Your task is to count the lines of the entries below that include the word "Click" and to give only the resulting number.

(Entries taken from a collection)
++++
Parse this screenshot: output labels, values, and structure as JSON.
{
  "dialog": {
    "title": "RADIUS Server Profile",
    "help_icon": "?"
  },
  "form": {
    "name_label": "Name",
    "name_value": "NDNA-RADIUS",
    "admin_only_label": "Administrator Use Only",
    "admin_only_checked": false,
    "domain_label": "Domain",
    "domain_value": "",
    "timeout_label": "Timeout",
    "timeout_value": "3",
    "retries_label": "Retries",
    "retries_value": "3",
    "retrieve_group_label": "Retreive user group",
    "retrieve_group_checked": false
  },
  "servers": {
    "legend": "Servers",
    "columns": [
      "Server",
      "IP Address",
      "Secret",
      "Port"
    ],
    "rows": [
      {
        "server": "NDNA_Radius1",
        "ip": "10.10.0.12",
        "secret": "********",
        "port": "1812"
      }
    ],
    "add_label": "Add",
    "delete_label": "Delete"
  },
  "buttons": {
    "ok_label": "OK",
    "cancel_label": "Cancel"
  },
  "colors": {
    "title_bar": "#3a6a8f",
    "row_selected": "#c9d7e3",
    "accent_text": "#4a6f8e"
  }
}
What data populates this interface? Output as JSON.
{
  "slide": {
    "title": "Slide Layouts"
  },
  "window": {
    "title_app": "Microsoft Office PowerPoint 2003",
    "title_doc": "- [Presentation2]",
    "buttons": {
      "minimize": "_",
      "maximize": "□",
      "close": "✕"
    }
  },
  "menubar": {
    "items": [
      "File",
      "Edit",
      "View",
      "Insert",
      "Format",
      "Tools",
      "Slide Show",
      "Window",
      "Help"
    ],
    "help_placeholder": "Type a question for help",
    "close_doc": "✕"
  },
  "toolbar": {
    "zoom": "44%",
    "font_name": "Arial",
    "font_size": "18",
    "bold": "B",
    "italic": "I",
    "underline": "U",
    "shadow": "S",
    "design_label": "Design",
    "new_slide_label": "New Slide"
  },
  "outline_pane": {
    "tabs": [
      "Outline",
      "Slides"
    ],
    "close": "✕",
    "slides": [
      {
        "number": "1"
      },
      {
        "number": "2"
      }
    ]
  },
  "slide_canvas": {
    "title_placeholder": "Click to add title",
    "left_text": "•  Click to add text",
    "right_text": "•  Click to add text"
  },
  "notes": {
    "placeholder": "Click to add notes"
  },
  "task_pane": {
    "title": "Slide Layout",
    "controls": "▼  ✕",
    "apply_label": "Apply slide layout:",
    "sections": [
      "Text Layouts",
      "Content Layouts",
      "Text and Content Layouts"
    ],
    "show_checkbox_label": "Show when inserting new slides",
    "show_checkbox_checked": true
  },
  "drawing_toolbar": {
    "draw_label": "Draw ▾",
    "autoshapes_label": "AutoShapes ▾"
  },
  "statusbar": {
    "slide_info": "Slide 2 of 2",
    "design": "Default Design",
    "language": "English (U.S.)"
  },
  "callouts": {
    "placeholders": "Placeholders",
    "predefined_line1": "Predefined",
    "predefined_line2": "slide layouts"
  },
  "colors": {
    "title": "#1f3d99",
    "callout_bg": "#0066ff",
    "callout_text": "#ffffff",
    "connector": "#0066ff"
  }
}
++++
* **TASK RESULT**:
4